> WORK REQUEST:
Report only the number of lines in the entries below that hold the word "BidHigh".
■ ■ ■
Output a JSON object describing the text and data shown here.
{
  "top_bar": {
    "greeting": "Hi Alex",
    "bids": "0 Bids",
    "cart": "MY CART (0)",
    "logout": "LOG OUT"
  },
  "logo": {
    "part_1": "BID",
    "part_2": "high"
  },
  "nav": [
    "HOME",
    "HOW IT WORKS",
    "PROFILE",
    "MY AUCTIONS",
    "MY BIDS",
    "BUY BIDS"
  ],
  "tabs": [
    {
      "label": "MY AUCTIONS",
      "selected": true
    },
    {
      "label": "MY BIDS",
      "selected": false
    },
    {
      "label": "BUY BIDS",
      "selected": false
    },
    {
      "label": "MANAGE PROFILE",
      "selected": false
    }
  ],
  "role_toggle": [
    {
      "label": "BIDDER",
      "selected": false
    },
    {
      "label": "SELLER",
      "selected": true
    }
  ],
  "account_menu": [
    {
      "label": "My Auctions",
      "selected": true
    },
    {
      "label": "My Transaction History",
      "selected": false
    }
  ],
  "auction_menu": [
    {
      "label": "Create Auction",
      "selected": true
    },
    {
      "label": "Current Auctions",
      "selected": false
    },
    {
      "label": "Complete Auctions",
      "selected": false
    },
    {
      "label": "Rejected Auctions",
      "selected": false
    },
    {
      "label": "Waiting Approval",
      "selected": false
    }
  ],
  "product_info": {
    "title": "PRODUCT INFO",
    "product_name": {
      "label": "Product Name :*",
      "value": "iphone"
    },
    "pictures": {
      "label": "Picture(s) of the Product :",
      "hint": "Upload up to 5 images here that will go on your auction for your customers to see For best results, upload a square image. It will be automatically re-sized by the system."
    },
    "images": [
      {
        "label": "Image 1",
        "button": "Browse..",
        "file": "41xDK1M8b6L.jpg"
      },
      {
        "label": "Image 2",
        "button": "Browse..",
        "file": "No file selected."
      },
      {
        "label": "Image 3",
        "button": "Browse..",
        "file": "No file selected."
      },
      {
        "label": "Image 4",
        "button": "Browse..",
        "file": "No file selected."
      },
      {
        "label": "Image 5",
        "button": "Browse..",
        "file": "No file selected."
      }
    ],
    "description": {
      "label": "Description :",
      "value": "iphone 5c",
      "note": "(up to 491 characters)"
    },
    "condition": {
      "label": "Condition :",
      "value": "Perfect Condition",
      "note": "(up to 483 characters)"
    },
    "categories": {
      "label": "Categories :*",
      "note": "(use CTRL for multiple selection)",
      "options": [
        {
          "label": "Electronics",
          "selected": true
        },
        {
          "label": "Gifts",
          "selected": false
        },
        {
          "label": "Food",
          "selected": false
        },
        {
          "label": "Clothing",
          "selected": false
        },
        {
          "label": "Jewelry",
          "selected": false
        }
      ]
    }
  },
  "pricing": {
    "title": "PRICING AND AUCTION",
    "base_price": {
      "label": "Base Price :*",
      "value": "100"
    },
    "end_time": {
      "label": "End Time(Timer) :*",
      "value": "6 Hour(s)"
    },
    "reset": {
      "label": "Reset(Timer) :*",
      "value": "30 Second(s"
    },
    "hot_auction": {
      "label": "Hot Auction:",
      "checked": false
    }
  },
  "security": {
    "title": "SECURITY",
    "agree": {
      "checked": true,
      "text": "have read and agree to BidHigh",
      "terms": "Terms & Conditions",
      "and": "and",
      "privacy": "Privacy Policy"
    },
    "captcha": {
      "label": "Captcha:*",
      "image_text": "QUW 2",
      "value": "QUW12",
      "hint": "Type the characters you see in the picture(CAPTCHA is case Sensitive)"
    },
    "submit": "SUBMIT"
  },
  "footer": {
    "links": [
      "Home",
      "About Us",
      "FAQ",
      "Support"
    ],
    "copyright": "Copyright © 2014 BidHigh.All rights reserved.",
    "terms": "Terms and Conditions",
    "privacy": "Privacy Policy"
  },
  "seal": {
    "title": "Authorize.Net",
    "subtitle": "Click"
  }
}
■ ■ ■
> TASK RESPONSE:
2